It’s been some time since I last preached. But this past week I was graciously afforded the chance to enter back into that mysterious, challenging, and oft humbling art of preparing and performing a sermon. I say “performing” not because preaching is some kind of fake or insincere act, as if a “mere performance”; the kind of act whereby one is not herself. I mean only to say that preaching is an act which requires one’s whole heart, mind, soul and strength–a total act of love that includes the body as much as the written and spoken words. It is a performance, a dramatic, daring dance with scripture and Spirit.
Like any dance, it is also an exhausting event. I find it easy to anticipate the fatigue I am sure to feel after performing a sermon on Sunday morning. But I seldom remember how unsettling and tiring the whole process of preparing to preach can be.
Maybe I was even less ready for the “preparation fatigue” because I came to the sermon this past week with a confident sense of where I was going, what biblical passage would take me there, and what I hoped to say. I even wrote a draft, an almost complete sermon, before discovering that the Spirit was leading me back into the text. We might say a holy dissatisfaction rose up in me, encouraging me to put aside my desire to preach with precision a tidy set of points. So instead I re-entered the world of the gospel story, wondering and wandering through the narrative anew. Bracketing, as best I could, the premeditated positions I planned to unleash on the plot.
In the passage (Mark 8:27-33), Jesus asks his disciples what others are saying about him. The disciples share with Jesus the litany of possibilities circulating in the rumors and stories they hear.
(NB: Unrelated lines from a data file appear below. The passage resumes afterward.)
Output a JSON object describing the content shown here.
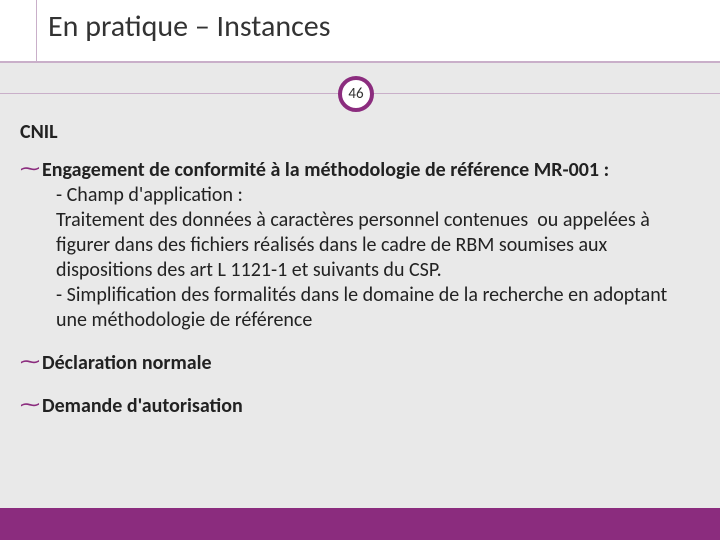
{
  "title": "En pratique – Instances",
  "badge_number": "46",
  "section": "CNIL",
  "bullets": [
    {
      "lead": "Engagement de conformité à la méthodologie de référence MR-001 :",
      "lines": [
        "- Champ d'application :",
        "Traitement des données à caractères personnel contenues  ou appelées à figurer dans des fichiers réalisés dans le cadre de RBM soumises aux dispositions des art L 1121-1 et suivants du CSP.",
        "- Simplification des formalités dans le domaine de la recherche en adoptant une méthodologie de référence"
      ]
    },
    {
      "lead": "Déclaration normale",
      "lines": []
    },
    {
      "lead": "Demande d'autorisation",
      "lines": []
    }
  ],
  "colors": {
    "accent": "#8b2c7e"
  }
}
But then Jesus turns the question in on them, piercing them with the very question they may have hoped to avoid for themselves: “Who do you say that I am?”
In walking through the Scripture again my previous sermon melted into meditation and I was compelled to restart from scratch. Yet, even as I grew tired writing a second sermon, I did not experience a sense of defeat or failure. I found a new vitality in a deeper sense of direction, even as I remained uncertain about where I would ultimately end up. I discovered a feeling of lively purposefulness in a text with no clear answers–only a startling question. And it was the very release of my firm grasp on the text which made the whole experience fill with joy.
The question Jesus posed seemed to me to be of the utmost importance. So much so that I let it wash over me. And I let it wash over the sermon.
By the end of the experience, I had a sermon that wasn’t so entirely different from what I had initially imagined. Some of the same points crept back in. Though they took on a new form. The sermon followed the rhythm of the narrative, rather than the thrust of my deductive logic; and in becoming more intimate with the biblical text, I shied away from a litany of principles and points and honed in on that defining, peculiar, startling question; the one Jesus asks us all: “who do you say that I am?”
That question became so deep and wide for me in the wake of my sermon writing experience, that it has led me to reconsider and reimagine a number of ideas. Including preaching itself.
I wonder if that question Jesus posed to his disciples isn’t a preacher’s most daunting task: to perform that question through the words of Scripture, the rich theological tradition we inherit and the experiences that we carry with us. In so doing we may, like Peter on the heels of that question from Jesus, utter words we may not fully understand until a later time, if at all.
I wonder if preaching isn’t the dramatic, even traumatic, act of becoming responsive to that elusive, infinitely inviting question in creative, spirited ways. Maybe we can only ever be surprised by our own answers, even rebuked for them as Peter was. And yet, despite rebuke and surprise, I suspect we are invited to answer again… and again. I suspect preaching dwells in that wound between question and answer, a place where rebuke lingers and promise remains.
It’s no surprise that this was an exhausting experience. Not just in performing the sermon on Sunday, but also in preparing it. After all, I wrote two sermons. I struggled to focus in on some salient aspect of the biblical passage. But more than that, I drowned in a question I feared answering only in part. And yet answer it I must, and answer it I did–in the sermon and in my heart of hearts.
This experience with preaching, and specifically preaching this text, has refocused my attention on the art of preparing and performing sermons. In the weeks that follow, I hope to foster conversation through a series of posts asking after the place, purpose, techniques, forms, and meanings of preaching.
And I would love to hear your thoughts on and experiences with preaching. If you are a preacher, what is it like for you to prepare a sermon? What do you draw on for direction and inspiration? If you are a listener, an “overhearer” (to use Fred Craddock’s term) of the preached word, what is it like for you? What opens up a sermon for you? What engages you and draws you out?